Step 3: consider how AI should reflect both your mission and your values

Just because you can use AI to power better decision making, it doesn’t mean you should. 

As with the people we bring into our companies, AI systems need to adhere to company values, policies, and external regulations. Ensuring that new systems reflect how we want to be perceived, is as much the domain of leaders as that of technologists. 

Leaders are the ultimate guardians of brand reputation, and therefore should avoid delegating responsibility to technical teams. 

When algorithms and AI do stuff that is biased, creepy or just plain wrong, it blows up in everyone’s faces. But its leaders who end up losing their jobs.

Paying proper attention to the ethics of  data and AI is therefore increasingly the preserve of the teams and committees that connect the technical and business domains. It’s up to leaders to provide guidance and support:

  • Guidance about the values that AI systems should reflect.
  • Support with training and resources to ensure teams have both capacity and capability to operationalise ethics in their work.

Again, this is an area that leaders should feel comfortable embracing. As a leader you don’t need to know how to create a machine learning algorithm. But you do need to know if that algorithm has the potential for creating reputational risk by providing biased or wrong feeling decisions.

Think about people, before thinking about AI

Moving up the scale of data maturity, asking better questions and considering ethics will help you make progress towards the introduction of AI in your organisation. But nothing will truly change in your company if people aren’t ready or willing to adopt new technologies or ways of working. 

Most data projects fail to deliver value (80% by some estimates). But only rarely is this due to technical issues. Research shows that, in the majority of cases, data project failure is due to a lack of focus on people, culture, and processes. 

This means that one of the main areas of focus for leaders should be addressing ways of working, improving skills, and adapting processes. It’s a deliberate practice and, the responsibility of leaders and managers, who in turn need to have the right combination of data literacy and skills to lead change.

Leading change doesn’t happen unilaterally. It’s about organisational intent. And that generally means ensuring that the changes necessary to move up the data maturity level are made clear in both organisational and data strategies. And, that change is given an appropriate level of resource and support.

Business has always been about survival of the fittest. AI and other data-powered services are transforming the business ecosystem, meaning that companies and the people that lead them need to adapt and evolve if they want to stay competitive. 

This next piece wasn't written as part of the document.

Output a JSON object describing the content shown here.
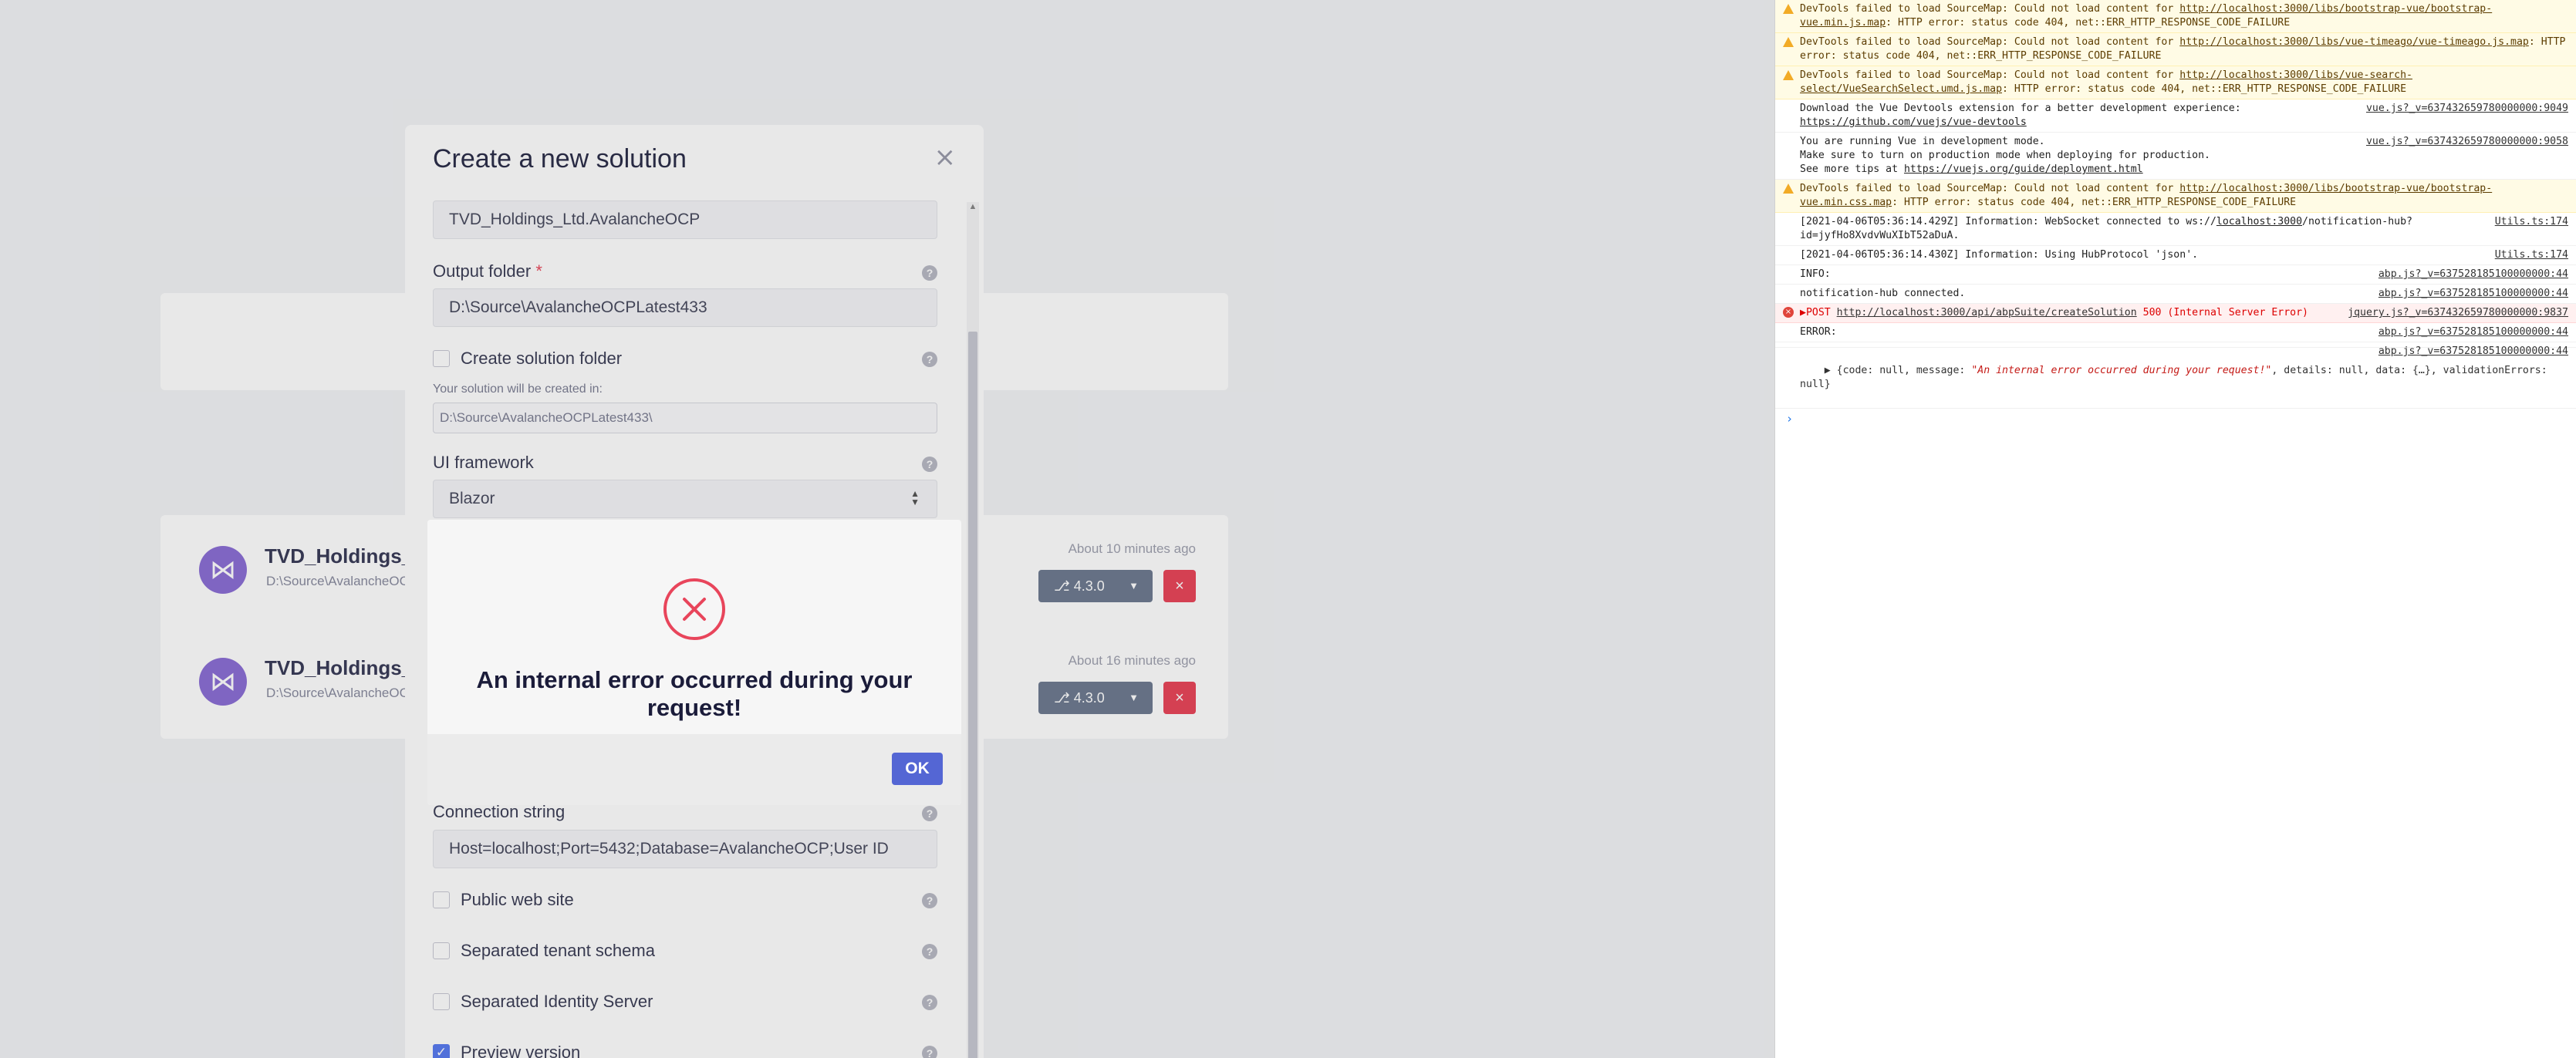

One of the great things we offer here at Mission Drive is a bespoke Data Literacy workshop for leaders that covers all things AI and more. So if you’re keen to get ahead of the crowd or just want to do some digging in this area, we’re here to help you open the pod bay doors to a more data-friendly future.